* [TASK TO CARRY OUT]:
Hunt through the lines below for the string "CLASS" and copy each one that has it.

* [WORKING DATA]:

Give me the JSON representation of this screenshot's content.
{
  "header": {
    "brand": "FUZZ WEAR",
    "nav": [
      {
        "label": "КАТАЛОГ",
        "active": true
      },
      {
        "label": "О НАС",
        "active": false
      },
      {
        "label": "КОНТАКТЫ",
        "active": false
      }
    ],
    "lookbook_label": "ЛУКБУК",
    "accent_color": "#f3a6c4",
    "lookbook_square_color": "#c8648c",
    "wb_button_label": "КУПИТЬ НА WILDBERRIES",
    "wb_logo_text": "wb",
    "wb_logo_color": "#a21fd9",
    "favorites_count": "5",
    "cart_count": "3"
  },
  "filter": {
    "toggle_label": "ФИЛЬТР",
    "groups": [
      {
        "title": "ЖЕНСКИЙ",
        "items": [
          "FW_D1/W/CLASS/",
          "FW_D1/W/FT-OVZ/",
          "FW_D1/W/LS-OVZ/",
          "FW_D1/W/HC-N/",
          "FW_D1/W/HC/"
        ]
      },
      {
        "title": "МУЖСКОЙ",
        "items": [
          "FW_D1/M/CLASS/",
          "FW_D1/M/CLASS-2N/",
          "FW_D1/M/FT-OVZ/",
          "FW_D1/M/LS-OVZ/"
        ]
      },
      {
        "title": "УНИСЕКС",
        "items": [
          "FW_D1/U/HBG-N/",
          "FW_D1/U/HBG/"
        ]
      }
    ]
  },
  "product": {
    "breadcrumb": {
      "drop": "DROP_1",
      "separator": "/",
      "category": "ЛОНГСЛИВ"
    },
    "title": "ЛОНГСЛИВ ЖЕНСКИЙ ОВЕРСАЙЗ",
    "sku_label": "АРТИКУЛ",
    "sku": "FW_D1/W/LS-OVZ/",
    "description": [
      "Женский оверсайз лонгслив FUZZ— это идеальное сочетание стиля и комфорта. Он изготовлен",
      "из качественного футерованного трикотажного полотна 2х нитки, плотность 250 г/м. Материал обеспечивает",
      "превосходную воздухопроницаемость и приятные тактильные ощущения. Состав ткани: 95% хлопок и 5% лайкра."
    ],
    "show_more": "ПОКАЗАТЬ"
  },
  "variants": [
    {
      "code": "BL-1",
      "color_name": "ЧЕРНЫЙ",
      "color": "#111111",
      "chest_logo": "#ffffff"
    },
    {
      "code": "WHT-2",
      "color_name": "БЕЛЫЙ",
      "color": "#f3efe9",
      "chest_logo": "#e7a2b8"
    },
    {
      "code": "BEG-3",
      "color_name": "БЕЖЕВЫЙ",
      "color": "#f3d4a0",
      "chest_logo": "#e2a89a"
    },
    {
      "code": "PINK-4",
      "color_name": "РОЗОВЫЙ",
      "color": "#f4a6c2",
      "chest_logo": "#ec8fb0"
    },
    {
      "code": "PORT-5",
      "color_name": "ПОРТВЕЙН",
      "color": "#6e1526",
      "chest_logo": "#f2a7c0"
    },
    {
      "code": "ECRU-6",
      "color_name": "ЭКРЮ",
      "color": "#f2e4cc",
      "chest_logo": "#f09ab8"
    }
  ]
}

* [ANSWER SPACE]:
          "FW_D1/W/CLASS/",
          "FW_D1/M/CLASS/",
          "FW_D1/M/CLASS-2N/",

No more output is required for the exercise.